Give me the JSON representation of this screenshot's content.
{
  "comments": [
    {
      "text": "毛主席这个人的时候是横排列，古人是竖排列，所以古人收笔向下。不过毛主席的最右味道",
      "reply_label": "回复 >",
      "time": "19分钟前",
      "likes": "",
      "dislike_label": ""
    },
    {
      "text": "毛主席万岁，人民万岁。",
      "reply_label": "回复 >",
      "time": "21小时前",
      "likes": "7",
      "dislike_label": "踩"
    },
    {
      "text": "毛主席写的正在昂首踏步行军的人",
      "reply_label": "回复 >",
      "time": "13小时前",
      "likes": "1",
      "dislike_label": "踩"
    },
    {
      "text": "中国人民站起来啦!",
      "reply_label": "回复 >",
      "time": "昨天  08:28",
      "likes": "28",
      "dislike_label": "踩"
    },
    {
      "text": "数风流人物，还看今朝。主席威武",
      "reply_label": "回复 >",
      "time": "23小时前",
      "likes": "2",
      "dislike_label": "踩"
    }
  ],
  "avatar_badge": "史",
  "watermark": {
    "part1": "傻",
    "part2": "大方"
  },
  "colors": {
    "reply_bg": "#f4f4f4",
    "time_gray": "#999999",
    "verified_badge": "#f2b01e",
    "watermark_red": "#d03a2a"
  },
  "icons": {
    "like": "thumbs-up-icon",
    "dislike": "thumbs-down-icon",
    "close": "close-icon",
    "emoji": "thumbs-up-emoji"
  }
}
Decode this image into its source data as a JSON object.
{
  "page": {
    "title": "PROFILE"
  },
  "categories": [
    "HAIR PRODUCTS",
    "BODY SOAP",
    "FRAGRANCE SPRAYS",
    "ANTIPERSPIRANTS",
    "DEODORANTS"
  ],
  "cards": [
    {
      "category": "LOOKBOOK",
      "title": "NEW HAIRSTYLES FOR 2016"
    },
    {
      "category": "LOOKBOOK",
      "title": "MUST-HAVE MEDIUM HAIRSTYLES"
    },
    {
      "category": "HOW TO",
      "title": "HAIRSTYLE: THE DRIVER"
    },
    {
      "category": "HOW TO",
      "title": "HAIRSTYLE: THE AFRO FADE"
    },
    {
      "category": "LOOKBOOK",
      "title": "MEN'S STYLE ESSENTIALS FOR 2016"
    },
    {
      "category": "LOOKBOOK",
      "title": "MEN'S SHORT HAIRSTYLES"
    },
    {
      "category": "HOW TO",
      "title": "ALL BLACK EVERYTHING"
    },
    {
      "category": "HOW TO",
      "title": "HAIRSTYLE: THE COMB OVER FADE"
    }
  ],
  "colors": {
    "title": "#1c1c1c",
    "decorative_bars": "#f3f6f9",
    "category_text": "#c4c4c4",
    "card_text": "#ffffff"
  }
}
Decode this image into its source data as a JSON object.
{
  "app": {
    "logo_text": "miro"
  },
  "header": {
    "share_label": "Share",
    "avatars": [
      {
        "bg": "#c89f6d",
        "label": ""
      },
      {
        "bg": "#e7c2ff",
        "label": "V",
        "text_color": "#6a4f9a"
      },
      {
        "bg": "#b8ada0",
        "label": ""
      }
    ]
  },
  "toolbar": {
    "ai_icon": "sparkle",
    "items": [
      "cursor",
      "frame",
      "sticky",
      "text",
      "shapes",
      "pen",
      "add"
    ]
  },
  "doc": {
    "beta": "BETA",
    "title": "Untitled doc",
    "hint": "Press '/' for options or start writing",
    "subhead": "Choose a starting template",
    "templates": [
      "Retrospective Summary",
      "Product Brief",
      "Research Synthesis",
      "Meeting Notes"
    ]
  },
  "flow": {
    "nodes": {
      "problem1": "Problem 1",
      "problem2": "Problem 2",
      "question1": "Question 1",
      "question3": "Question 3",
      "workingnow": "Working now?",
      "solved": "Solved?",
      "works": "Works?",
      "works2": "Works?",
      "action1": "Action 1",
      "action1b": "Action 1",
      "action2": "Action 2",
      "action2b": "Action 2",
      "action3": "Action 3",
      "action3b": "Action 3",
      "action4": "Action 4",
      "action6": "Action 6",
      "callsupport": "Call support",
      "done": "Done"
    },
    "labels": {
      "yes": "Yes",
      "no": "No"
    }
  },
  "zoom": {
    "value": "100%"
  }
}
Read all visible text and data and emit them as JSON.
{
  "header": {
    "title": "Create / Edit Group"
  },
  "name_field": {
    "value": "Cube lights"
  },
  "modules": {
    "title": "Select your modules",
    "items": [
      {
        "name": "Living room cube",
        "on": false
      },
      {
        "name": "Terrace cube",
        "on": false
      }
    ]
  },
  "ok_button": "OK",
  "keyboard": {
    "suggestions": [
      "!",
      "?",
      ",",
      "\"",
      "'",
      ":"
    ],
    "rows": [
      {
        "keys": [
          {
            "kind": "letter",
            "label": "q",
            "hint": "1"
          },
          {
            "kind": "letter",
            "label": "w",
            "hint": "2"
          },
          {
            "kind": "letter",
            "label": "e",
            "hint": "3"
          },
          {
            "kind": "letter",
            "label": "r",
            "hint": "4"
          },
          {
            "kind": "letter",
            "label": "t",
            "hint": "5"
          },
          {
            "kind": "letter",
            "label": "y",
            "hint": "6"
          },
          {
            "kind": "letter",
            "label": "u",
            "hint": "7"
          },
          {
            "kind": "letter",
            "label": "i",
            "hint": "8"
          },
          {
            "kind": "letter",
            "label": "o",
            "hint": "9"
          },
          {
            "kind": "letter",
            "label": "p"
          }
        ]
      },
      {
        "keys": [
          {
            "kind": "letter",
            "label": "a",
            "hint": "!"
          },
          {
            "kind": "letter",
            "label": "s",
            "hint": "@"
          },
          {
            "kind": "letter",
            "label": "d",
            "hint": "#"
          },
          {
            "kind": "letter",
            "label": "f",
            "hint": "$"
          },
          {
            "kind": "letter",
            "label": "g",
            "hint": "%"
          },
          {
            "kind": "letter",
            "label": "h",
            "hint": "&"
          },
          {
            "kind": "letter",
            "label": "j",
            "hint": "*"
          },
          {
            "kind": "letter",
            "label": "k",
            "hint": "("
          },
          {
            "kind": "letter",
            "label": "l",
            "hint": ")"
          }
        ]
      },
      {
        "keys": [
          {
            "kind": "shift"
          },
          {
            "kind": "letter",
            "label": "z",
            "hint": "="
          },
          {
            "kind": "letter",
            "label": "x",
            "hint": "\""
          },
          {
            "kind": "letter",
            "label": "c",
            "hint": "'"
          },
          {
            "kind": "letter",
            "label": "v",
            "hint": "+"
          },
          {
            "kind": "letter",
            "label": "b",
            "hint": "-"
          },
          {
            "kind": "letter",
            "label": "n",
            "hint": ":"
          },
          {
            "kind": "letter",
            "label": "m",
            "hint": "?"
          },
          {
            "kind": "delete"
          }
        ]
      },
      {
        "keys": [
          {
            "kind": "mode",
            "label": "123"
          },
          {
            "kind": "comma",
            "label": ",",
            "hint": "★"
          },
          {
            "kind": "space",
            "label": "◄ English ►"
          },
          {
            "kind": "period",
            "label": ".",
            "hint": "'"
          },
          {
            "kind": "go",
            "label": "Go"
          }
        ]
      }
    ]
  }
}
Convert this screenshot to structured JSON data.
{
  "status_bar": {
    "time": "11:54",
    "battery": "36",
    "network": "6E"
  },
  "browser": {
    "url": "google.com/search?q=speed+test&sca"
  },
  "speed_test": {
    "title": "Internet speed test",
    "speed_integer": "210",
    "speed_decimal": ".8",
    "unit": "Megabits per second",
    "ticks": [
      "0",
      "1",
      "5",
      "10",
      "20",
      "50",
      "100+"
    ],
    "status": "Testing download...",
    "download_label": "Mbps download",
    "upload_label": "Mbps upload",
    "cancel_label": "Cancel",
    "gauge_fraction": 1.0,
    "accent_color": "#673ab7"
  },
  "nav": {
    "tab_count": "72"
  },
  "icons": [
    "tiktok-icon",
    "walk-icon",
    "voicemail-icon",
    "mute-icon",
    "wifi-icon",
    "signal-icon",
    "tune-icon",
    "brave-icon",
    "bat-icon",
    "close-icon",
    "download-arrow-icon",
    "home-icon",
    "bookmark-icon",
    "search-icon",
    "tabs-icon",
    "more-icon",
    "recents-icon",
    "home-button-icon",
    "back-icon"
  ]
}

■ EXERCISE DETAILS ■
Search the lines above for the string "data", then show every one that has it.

■ RESULT FOR THIS TASK ■
Decode this image into its source data as a JSON object.
Decode this image into its source data as a JSON object.
Read all visible text and data and emit them as JSON.
Convert this screenshot to structured JSON data.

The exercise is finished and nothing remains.